Covid-19, the disease caused by the SARS-cov-2, has spread to just about every corner of the planet. It is highly contagious, spread throughout the air on droplets released when people talk, cough or sneeze, or by contact with viruses left on hard surfaces. Its rapid spread has been aided by humanity’s insatiable appetite for long-distance travel.
Many diseases often target the poorest communities, but Covid-19 paradoxically has infected wealthy and not so wealthy alike. As an illustration of the complexity of combating this disease, take the U.S., where the numbers of cases of infection ad death are the highest in the world, in the world’s most affluent nation. And yet, the burden of the disease hasn’t just hit celebrities, politicians and surgeons. Where it has infiltrated poor communities, it has wreaked the worst damage.
Precise, health-focused information has been one of the keys wherever the fight back against Covid-19 has been most successful. This virus doesn’t care what language you speak or how much money you have. There is no known cure for it and the only defence is to practise good hygiene, keep your distance from others and stay at home as much as possible. Until an effective vaccine is developed, the entire world will have to be in a form of suspension of normal activity.
Up to date Accurate Information is Essential – and in not just the

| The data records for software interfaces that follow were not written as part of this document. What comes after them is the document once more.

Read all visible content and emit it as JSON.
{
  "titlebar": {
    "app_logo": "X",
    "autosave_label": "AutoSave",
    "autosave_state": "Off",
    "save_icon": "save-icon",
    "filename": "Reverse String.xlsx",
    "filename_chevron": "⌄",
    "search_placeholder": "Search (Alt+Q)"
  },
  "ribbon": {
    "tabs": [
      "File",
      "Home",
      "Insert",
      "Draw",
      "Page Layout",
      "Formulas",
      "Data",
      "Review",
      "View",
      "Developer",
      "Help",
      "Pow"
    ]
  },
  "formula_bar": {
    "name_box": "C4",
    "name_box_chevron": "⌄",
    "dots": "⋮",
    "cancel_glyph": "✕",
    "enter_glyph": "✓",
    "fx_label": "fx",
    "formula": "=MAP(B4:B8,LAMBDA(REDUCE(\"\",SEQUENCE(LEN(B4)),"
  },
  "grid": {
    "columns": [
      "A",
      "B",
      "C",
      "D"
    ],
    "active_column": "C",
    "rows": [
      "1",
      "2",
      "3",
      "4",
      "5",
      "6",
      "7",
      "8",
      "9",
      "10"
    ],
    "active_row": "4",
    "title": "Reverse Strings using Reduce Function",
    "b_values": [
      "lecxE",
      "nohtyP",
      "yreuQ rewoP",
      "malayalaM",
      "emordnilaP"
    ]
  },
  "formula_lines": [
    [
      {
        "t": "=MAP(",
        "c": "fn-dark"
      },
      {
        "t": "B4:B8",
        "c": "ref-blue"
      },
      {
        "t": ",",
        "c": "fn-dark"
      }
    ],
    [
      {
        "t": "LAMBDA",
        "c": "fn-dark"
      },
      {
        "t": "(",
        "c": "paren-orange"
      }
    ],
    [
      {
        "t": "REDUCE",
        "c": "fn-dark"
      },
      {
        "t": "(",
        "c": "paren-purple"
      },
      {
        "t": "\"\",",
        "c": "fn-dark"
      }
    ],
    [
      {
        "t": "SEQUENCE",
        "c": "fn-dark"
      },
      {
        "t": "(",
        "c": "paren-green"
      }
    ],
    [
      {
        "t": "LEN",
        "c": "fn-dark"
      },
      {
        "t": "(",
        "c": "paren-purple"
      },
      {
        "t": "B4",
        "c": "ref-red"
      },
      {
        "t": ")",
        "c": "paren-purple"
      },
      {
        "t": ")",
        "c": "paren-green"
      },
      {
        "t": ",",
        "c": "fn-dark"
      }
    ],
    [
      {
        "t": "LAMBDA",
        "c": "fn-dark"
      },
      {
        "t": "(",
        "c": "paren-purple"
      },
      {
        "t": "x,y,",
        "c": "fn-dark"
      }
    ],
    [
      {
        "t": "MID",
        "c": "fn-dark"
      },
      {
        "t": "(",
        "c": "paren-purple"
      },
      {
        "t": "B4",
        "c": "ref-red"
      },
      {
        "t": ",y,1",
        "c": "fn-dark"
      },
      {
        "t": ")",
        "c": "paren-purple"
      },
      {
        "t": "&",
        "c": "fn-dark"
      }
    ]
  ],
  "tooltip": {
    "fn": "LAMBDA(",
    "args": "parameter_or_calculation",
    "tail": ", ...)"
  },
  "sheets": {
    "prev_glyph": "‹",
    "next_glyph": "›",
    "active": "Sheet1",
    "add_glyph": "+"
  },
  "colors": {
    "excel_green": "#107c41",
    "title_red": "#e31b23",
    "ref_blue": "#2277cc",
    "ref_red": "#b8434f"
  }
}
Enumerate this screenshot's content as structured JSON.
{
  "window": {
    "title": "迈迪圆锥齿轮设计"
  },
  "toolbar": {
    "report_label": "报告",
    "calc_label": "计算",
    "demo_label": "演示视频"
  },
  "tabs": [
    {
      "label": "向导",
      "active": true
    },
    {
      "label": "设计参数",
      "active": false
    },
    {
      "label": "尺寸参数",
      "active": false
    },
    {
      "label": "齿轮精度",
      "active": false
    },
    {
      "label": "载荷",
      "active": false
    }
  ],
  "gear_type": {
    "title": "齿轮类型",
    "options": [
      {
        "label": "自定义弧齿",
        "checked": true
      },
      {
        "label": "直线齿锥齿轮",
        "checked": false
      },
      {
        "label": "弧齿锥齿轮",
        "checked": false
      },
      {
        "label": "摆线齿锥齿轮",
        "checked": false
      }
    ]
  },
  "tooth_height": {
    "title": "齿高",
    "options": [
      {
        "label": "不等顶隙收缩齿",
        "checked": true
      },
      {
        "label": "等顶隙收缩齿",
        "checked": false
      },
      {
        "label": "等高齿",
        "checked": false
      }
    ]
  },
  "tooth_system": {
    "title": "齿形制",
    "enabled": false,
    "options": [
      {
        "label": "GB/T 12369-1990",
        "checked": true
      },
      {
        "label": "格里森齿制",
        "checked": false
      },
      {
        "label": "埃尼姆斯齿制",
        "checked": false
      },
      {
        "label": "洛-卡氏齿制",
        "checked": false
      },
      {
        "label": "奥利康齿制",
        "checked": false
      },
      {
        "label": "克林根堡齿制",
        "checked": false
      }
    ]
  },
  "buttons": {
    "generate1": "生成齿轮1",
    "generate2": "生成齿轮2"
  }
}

The most successful communities so far have made sure that everyone in the community is made fully aware of the decisions made by the government, whether these are a suspension of economic activity, lockdowns, testing stations, what to do when symptoms are experienced, etc. Of course, in many nations these days, societies are no longer homogenous. There may be several, sometimes many resident ethnic groups, whose members may speak a language other than the official language of that country. Effective translation by professional translators is absolutely essential if there is going to be any chance of combating this new and potentially deadly virus.
Covid-19 resources need to be translated into all the main languages spoken in the country. Most of these can be made available online for free on government health websites. Many countries have become used to daily press conferences in which government health officials give an update on the progress of the disease and announce any new changes in the strategy that the government chooses to employ. Where there is more than one main language, these often swiftly changing instructions must reach every corner of the community. Poorly translated information means that the whole society could be at risk from someone who is doing the wrong thing, without realising the potential effect he/she may be having on the rest of the community.
Don’t forget Immigrant Workers
One obvious example of just why translation is important in this Covid-19 dominated period is to remember just how many essential workers are immigrants, some who have been in the country for a long time, others on temporary work visas. A single infected person who hasn’t understood the importance of getting medical attention, being tested or just staying away from work can lead to a chain reaction and a rapid explosion of infections in a vulnerable community like a residential home for the elderly or a hospital ward.
Leaflets, posters, interpreters, adverts and government-sponsored material of all kinds including website downloads should be devoted to targeting these often forgotten communities. Translators may be no longer as needed as they were until recently for worldwide travel, but they are certainly in much demand to help the fight against the virus.